**Task brief:** Each line in the records below that has the word "JSON" should be copied.

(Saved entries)
____
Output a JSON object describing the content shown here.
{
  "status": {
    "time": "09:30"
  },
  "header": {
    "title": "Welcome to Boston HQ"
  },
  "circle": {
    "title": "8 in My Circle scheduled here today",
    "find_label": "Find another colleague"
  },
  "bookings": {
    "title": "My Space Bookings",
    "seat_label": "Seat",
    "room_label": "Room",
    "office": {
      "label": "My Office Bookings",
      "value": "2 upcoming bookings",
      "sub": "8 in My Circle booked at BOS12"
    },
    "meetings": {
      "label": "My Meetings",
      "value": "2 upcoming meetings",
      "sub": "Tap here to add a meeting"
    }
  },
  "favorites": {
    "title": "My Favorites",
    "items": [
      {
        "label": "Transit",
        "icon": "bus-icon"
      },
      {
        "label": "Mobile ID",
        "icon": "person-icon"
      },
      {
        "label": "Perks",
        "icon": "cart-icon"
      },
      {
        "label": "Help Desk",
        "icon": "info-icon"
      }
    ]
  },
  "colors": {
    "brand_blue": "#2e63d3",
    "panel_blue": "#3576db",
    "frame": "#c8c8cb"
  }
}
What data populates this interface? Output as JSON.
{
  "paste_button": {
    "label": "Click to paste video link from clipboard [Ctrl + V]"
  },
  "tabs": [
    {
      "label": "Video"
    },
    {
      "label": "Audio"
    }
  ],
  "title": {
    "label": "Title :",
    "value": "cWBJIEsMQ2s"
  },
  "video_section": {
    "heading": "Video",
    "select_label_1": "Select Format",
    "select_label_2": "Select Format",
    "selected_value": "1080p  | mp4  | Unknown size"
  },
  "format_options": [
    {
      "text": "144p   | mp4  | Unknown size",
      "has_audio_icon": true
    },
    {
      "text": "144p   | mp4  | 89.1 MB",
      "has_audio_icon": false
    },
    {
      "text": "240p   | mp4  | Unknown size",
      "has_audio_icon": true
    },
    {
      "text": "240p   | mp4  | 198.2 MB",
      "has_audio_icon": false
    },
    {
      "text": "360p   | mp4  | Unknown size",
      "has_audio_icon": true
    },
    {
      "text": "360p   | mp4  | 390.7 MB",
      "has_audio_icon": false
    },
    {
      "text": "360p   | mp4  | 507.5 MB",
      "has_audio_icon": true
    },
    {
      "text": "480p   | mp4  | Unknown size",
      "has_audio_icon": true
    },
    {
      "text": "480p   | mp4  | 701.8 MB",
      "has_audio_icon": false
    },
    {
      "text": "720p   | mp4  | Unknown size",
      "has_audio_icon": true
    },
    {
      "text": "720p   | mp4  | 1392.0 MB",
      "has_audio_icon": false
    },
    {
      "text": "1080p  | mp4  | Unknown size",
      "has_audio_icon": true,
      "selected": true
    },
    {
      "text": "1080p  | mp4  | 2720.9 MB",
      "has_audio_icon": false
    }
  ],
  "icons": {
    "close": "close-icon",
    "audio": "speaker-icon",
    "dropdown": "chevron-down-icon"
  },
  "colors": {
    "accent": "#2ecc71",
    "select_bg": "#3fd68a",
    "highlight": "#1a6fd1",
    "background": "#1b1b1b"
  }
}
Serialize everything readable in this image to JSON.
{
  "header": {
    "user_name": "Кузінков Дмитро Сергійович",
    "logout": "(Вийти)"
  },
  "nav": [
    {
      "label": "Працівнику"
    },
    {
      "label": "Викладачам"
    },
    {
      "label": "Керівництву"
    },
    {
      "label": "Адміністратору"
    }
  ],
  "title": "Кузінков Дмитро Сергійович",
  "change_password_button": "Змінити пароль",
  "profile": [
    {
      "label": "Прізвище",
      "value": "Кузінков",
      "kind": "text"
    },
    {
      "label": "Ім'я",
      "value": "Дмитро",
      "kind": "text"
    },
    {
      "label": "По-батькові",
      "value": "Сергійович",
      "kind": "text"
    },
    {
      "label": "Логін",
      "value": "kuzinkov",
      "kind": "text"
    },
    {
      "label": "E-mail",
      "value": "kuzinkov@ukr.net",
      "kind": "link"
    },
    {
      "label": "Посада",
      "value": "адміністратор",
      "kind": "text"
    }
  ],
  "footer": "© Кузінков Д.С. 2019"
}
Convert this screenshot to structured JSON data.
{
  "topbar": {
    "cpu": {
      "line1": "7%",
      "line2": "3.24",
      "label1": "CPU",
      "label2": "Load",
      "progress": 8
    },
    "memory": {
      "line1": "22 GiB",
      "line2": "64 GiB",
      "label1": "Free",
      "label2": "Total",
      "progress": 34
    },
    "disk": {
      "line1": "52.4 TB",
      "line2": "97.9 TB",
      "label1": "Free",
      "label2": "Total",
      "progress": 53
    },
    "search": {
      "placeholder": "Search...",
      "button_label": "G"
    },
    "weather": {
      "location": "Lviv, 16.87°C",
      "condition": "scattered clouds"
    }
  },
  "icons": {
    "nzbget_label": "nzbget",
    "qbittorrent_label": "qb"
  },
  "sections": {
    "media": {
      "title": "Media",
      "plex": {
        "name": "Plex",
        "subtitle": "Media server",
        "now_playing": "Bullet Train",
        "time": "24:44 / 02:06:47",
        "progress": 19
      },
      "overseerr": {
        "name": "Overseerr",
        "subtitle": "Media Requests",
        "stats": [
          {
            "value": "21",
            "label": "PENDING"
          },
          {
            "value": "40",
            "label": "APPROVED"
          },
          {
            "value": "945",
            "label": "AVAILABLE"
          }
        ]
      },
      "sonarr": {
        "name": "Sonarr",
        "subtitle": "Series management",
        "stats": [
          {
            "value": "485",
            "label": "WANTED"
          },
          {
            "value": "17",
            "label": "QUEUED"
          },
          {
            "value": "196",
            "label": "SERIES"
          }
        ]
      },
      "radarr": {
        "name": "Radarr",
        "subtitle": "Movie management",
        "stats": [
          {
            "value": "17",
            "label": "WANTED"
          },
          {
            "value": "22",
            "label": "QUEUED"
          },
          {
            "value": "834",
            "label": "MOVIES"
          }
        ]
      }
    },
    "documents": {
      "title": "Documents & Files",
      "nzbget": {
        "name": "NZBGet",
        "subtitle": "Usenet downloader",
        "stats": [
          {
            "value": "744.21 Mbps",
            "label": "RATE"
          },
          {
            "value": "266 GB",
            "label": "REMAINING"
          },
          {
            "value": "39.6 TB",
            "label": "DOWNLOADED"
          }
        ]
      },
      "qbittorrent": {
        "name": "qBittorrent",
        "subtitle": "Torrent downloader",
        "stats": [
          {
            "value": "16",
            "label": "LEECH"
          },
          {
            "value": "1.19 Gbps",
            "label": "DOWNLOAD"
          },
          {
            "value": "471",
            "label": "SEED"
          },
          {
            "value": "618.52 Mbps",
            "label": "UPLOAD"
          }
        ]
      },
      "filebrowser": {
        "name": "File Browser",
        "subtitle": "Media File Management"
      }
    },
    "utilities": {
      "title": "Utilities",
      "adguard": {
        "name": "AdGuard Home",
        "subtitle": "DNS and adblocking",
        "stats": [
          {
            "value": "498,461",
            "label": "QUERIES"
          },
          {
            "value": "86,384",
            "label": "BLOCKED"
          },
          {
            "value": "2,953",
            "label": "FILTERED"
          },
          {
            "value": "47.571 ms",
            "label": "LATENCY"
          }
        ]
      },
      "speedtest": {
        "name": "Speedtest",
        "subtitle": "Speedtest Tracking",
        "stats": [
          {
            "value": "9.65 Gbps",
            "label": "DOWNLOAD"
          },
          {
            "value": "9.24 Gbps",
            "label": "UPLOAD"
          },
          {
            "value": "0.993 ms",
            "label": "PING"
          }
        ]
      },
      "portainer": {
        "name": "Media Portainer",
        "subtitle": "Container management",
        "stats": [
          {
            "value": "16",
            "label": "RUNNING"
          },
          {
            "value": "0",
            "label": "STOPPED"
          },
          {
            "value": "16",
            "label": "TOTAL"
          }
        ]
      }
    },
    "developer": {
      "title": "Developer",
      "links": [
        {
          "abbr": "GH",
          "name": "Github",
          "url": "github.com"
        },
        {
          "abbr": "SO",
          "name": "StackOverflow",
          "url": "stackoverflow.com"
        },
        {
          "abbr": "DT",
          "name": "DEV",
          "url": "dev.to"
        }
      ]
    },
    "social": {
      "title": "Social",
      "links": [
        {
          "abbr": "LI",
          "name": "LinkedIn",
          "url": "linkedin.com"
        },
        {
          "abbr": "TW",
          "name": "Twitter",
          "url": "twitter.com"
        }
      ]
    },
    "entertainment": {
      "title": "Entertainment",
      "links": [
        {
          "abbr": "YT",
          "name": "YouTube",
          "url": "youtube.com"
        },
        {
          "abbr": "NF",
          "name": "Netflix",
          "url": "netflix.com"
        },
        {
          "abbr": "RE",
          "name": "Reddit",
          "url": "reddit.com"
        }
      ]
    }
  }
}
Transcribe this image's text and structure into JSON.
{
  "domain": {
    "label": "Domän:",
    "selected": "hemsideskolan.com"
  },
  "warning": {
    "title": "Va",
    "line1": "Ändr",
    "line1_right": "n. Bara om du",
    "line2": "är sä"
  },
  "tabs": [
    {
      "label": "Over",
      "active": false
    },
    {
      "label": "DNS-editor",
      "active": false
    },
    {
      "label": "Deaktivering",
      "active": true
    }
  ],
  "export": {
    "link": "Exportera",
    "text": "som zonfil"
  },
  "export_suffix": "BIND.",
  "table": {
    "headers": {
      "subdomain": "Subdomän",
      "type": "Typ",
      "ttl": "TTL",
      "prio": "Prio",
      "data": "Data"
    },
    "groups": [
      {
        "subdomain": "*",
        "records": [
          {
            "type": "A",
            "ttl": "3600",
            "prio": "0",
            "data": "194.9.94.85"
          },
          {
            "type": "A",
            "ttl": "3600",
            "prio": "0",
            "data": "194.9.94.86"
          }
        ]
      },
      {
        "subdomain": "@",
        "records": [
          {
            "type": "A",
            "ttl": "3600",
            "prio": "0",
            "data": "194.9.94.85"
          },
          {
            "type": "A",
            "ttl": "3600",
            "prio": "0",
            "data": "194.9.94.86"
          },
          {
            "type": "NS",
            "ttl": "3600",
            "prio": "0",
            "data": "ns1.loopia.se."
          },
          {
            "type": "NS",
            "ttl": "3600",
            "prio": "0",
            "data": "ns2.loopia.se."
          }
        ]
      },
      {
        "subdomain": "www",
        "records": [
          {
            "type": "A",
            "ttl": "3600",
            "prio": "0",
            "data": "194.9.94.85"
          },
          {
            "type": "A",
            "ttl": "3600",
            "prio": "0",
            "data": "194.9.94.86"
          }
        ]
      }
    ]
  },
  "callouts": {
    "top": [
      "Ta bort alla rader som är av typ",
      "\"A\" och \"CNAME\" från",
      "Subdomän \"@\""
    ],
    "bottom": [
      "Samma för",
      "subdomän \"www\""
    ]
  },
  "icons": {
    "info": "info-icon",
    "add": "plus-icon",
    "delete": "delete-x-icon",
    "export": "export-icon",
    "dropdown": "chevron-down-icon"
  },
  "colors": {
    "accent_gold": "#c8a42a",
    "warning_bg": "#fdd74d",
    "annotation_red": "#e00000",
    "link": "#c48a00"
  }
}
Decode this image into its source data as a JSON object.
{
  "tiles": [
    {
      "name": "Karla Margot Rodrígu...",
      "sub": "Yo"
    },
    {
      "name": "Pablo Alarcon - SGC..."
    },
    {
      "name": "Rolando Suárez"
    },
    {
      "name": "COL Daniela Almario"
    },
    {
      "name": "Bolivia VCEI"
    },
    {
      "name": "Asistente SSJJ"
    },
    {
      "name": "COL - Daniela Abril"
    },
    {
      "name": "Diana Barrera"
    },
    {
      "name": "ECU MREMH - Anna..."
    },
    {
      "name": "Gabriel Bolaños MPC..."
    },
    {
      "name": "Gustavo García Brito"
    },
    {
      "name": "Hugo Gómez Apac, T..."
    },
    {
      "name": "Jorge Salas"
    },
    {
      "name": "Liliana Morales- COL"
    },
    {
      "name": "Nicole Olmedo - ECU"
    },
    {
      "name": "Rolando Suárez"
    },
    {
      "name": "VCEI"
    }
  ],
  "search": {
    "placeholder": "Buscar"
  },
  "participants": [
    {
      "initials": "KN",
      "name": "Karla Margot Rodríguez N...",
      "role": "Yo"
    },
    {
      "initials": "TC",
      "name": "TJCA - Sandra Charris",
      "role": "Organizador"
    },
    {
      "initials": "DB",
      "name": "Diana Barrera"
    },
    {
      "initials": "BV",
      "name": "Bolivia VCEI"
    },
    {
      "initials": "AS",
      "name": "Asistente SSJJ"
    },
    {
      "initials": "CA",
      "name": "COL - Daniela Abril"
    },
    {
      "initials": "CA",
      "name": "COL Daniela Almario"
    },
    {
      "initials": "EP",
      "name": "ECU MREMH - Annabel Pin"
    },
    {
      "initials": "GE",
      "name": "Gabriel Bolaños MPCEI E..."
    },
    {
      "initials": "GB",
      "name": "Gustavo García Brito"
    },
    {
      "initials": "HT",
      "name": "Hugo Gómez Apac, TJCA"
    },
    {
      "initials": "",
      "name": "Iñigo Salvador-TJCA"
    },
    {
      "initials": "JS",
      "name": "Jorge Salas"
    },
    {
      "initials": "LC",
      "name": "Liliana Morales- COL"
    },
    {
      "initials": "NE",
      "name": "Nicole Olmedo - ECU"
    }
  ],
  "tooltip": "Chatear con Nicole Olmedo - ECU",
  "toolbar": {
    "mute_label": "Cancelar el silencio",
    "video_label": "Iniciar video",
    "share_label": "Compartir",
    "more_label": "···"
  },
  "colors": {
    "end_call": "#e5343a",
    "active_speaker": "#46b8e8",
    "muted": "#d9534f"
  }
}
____
**Output below:**
Output a JSON object describing the content shown here.
What data populates this interface? Output as JSON.
Serialize everything readable in this image to JSON.
Convert this screenshot to structured JSON data.
Transcribe this image's text and structure into JSON.
Decode this image into its source data as a JSON object.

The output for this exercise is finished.